The word "have" marks the lines to copy; find all of them in the entries below.

[Start of section]

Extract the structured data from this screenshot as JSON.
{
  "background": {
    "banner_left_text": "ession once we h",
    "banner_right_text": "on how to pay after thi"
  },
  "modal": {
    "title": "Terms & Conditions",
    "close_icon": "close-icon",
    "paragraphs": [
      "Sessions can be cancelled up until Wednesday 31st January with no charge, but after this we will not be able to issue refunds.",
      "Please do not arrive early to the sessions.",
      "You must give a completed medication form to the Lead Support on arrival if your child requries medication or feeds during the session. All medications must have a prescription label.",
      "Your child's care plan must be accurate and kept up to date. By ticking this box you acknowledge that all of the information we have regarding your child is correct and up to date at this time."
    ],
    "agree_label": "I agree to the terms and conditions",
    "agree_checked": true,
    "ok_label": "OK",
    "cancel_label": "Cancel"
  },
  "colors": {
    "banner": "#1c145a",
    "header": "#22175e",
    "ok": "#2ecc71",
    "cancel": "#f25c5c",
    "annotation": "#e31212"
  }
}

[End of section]

RESULT FOR THIS EXERCISE =
      "You must give a completed medication form to the Lead Support on arrival if your child requries medication or feeds during the session. All medications must have a prescription label.",
      "Your child's care plan must be accurate and kept up to date. By ticking this box you acknowledge that all of the information we have regarding your child is correct and up to date at this time."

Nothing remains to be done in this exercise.